## WORK TO BE COMPLETED
Print out every entry that follows, exactly as written.

## AVAILABLE DATA
□ □ □

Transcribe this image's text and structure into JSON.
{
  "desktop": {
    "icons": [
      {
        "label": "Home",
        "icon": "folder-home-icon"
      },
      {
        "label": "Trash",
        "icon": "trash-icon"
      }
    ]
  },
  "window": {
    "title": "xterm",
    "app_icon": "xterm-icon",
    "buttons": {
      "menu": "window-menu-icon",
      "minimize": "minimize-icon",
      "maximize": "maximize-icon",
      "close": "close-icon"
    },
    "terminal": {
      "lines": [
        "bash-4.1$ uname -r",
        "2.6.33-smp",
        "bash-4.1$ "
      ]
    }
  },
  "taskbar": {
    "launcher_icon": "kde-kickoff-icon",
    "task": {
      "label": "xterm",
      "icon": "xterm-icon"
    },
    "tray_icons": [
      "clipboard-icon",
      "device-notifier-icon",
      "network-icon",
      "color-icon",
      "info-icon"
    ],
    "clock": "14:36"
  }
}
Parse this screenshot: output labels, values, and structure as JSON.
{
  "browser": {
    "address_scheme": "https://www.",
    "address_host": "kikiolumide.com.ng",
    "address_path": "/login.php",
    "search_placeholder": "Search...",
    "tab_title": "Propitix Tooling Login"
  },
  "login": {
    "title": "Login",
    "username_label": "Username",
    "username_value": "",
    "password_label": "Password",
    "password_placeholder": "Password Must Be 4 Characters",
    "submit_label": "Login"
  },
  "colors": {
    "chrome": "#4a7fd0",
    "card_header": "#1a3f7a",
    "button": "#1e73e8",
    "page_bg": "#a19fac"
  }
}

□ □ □

## OUTPUT FOR THIS EXERCISE
Transcribe this image's text and structure into JSON.
{
  "desktop": {
    "icons": [
      {
        "label": "Home",
        "icon": "folder-home-icon"
      },
      {
        "label": "Trash",
        "icon": "trash-icon"
      }
    ]
  },
  "window": {
    "title": "xterm",
    "app_icon": "xterm-icon",
    "buttons": {
      "menu": "window-menu-icon",
      "minimize": "minimize-icon",
      "maximize": "maximize-icon",
      "close": "close-icon"
    },
    "terminal": {
      "lines": [
        "bash-4.1$ uname -r",
        "2.6.33-smp",
        "bash-4.1$ "
      ]
    }
  },
  "taskbar": {
    "launcher_icon": "kde-kickoff-icon",
    "task": {
      "label": "xterm",
      "icon": "xterm-icon"
    },
    "tray_icons": [
      "clipboard-icon",
      "device-notifier-icon",
      "network-icon",
      "color-icon",
      "info-icon"
    ],
    "clock": "14:36"
  }
}
Parse this screenshot: output labels, values, and structure as JSON.
{
  "browser": {
    "address_scheme": "https://www.",
    "address_host": "kikiolumide.com.ng",
    "address_path": "/login.php",
    "search_placeholder": "Search...",
    "tab_title": "Propitix Tooling Login"
  },
  "login": {
    "title": "Login",
    "username_label": "Username",
    "username_value": "",
    "password_label": "Password",
    "password_placeholder": "Password Must Be 4 Characters",
    "submit_label": "Login"
  },
  "colors": {
    "chrome": "#4a7fd0",
    "card_header": "#1a3f7a",
    "button": "#1e73e8",
    "page_bg": "#a19fac"
  }
}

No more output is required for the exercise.